╭─ Source data

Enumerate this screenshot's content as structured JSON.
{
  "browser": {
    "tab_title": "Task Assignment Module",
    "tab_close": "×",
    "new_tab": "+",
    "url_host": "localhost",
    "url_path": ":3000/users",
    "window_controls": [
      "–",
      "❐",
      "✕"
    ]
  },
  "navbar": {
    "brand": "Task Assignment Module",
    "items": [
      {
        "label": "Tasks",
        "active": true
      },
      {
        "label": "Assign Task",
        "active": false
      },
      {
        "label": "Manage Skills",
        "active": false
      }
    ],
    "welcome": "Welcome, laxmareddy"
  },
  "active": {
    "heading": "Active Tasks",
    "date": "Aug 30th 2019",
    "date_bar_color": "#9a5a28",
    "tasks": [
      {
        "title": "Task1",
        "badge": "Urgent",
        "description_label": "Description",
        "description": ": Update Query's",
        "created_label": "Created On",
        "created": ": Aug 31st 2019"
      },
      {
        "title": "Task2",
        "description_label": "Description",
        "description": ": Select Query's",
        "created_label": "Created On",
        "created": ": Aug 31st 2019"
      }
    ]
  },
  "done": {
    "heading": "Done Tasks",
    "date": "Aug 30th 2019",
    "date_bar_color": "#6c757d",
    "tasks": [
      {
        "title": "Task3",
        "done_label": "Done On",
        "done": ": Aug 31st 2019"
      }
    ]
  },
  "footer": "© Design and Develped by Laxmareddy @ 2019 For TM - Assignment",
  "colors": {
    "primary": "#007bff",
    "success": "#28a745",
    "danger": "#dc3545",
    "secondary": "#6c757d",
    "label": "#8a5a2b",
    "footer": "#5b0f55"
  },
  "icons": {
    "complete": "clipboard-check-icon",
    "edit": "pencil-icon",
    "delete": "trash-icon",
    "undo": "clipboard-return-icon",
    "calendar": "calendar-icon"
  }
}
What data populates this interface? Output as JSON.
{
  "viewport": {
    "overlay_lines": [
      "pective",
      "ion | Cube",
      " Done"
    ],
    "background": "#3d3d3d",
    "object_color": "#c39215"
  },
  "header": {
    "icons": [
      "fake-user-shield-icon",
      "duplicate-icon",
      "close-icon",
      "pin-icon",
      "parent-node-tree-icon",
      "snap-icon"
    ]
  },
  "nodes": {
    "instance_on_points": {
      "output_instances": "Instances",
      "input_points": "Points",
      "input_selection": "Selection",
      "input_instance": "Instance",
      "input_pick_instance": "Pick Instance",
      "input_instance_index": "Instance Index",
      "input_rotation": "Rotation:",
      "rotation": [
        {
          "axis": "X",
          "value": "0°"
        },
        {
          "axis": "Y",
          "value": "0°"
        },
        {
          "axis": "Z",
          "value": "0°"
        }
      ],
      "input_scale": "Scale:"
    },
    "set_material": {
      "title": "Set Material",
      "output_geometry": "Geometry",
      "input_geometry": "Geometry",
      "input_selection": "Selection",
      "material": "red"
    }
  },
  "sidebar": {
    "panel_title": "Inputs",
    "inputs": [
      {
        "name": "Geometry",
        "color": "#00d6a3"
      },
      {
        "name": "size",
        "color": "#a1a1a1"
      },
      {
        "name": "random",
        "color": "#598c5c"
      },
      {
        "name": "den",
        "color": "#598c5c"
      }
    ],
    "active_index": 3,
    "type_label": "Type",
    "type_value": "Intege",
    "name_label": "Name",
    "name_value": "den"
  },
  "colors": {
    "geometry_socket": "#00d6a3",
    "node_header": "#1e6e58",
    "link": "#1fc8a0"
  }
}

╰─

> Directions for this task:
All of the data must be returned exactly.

> Solution to this task:
Enumerate this screenshot's content as structured JSON.
{
  "browser": {
    "tab_title": "Task Assignment Module",
    "tab_close": "×",
    "new_tab": "+",
    "url_host": "localhost",
    "url_path": ":3000/users",
    "window_controls": [
      "–",
      "❐",
      "✕"
    ]
  },
  "navbar": {
    "brand": "Task Assignment Module",
    "items": [
      {
        "label": "Tasks",
        "active": true
      },
      {
        "label": "Assign Task",
        "active": false
      },
      {
        "label": "Manage Skills",
        "active": false
      }
    ],
    "welcome": "Welcome, laxmareddy"
  },
  "active": {
    "heading": "Active Tasks",
    "date": "Aug 30th 2019",
    "date_bar_color": "#9a5a28",
    "tasks": [
      {
        "title": "Task1",
        "badge": "Urgent",
        "description_label": "Description",
        "description": ": Update Query's",
        "created_label": "Created On",
        "created": ": Aug 31st 2019"
      },
      {
        "title": "Task2",
        "description_label": "Description",
        "description": ": Select Query's",
        "created_label": "Created On",
        "created": ": Aug 31st 2019"
      }
    ]
  },
  "done": {
    "heading": "Done Tasks",
    "date": "Aug 30th 2019",
    "date_bar_color": "#6c757d",
    "tasks": [
      {
        "title": "Task3",
        "done_label": "Done On",
        "done": ": Aug 31st 2019"
      }
    ]
  },
  "footer": "© Design and Develped by Laxmareddy @ 2019 For TM - Assignment",
  "colors": {
    "primary": "#007bff",
    "success": "#28a745",
    "danger": "#dc3545",
    "secondary": "#6c757d",
    "label": "#8a5a2b",
    "footer": "#5b0f55"
  },
  "icons": {
    "complete": "clipboard-check-icon",
    "edit": "pencil-icon",
    "delete": "trash-icon",
    "undo": "clipboard-return-icon",
    "calendar": "calendar-icon"
  }
}
What data populates this interface? Output as JSON.
{
  "viewport": {
    "overlay_lines": [
      "pective",
      "ion | Cube",
      " Done"
    ],
    "background": "#3d3d3d",
    "object_color": "#c39215"
  },
  "header": {
    "icons": [
      "fake-user-shield-icon",
      "duplicate-icon",
      "close-icon",
      "pin-icon",
      "parent-node-tree-icon",
      "snap-icon"
    ]
  },
  "nodes": {
    "instance_on_points": {
      "output_instances": "Instances",
      "input_points": "Points",
      "input_selection": "Selection",
      "input_instance": "Instance",
      "input_pick_instance": "Pick Instance",
      "input_instance_index": "Instance Index",
      "input_rotation": "Rotation:",
      "rotation": [
        {
          "axis": "X",
          "value": "0°"
        },
        {
          "axis": "Y",
          "value": "0°"
        },
        {
          "axis": "Z",
          "value": "0°"
        }
      ],
      "input_scale": "Scale:"
    },
    "set_material": {
      "title": "Set Material",
      "output_geometry": "Geometry",
      "input_geometry": "Geometry",
      "input_selection": "Selection",
      "material": "red"
    }
  },
  "sidebar": {
    "panel_title": "Inputs",
    "inputs": [
      {
        "name": "Geometry",
        "color": "#00d6a3"
      },
      {
        "name": "size",
        "color": "#a1a1a1"
      },
      {
        "name": "random",
        "color": "#598c5c"
      },
      {
        "name": "den",
        "color": "#598c5c"
      }
    ],
    "active_index": 3,
    "type_label": "Type",
    "type_value": "Intege",
    "name_label": "Name",
    "name_value": "den"
  },
  "colors": {
    "geometry_socket": "#00d6a3",
    "node_header": "#1e6e58",
    "link": "#1fc8a0"
  }
}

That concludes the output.